Bristol researcher instrumental to the success of IoT applications
Press release issued: 1 July 2014
The Internet of Things (IoT), a network of interconnected internet-enabled gadgets, could change the way people live in the future. A University of Bristol researcher is instrumental to the success of Contiki, an open source operating system for the IoT.
Contiki, which connects tiny low-cost, low-power microcontrollers to the internet, has been well-known to the IoT community for a long time. However, it has gained greater visibility following demonstrations of Contiki-powered products at the largest event in the consumer electronics industry, the Consumer Electronics Show (CES 2014), earlier this year.
Dr George Oikonomou, Research Associate from the University’s Faculty of Engineering and a member of the Cryptography Group is a core member of the seven-person team that maintains the Contiki project.
Together Contiki’s maintainers set the project’s long-term goals, develop and shape its architecture and review and provide feedback for contributions made by the project’s community.
Dr Oikonomou, Research Associate in Security for the Internet of Things, explained: “I have been using Contiki since 2010 and I have been a maintainer since January 2012. I like to think of it as the operating system for internet-connected tiny gadgets. It is free, it is really small and it provides mature support for several IoT-related protocols and internet specifications.
“Contiki has an open architecture, it incorporates reference implementations for key Internet standards, it has a very wide user base and it is constantly and thoroughly tested. For these reasons, by adopting it, start-up companies have an excellent opportunity to reduce time to market for their ideas while maintaining a high quality for their IoT solutions and products.
“Contiki is also a very strong tool for academic research.

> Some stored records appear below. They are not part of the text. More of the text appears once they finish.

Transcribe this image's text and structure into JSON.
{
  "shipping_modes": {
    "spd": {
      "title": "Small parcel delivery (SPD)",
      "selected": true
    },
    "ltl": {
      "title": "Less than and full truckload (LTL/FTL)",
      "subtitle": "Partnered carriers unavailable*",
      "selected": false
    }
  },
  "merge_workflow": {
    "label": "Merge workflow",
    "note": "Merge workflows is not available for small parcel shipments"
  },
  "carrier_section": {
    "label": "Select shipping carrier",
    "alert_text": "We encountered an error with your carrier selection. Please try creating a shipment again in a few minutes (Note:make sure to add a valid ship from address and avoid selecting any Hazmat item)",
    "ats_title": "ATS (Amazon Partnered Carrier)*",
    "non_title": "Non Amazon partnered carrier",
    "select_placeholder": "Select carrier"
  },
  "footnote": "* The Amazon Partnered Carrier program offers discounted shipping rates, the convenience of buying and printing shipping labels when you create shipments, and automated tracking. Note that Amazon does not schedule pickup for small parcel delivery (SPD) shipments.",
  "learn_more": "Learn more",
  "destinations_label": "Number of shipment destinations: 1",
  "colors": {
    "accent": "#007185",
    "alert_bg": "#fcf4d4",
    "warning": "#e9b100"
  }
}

It makes rapid prototyping of our research ideas very easy. It allows us to test, validate and evaluate them in a time-efficient fashion. It enables us to make the transition from simulated environments to real hardware test-beds with minimal effort. Most importantly, our students love working with it.”
Dr Adam Dunkels, inventor of Contiki and CEO of Thingsquare, said: “George is one of the core members of the Contiki team. He has been a catalyst to Contiki’s recent success through both his excellent technical contributions and his strategic decision making for the project.”
Dr Theo Tryfonas, Senior Lecturer in Systems Engineering and an expert in Smart Cities, added: “The Internet of Things will catalyse a host of applications with unprecedented impact on our way of life in modern cities. From energy use reduction, more efficient transport planning and real-time built environment monitoring to boosting the entrepreneurial creativity of entire regions, the IoT offers the test bed for the development of cutting-edge ideas. We are delighted to support the Contiki initiative, especially as the University has recently established a relevant research initiative in Future Cities.”
Other innovative services underpinned by the IoT include sustainable urban planning, healthcare, emergency response, smart homes, waste management, improved quality of life, reduced energy footprint and increased productivity.
Last month [3 June 2014], WIRED magazine published an article about Contiki entitled Out in the Open: The Little-Known Open Source OS That Rules the Internet of Things.
About the Cabot Institute
The Cabot Institute carries out fundamental and responsive research on risks and uncertainties in a changing environment. It drives new research in the interconnected areas of climate change, natural hazards, water and food security, low carbon energy, and future cities. Its research fuses rigorous statistical and numerical modelling with a deep understanding of social, environmental and engineered systems – past, present and future. It seeks to engage wider society by listening to, exploring with, and challenging its stakeholders to develop a shared response to 21st Century challenges.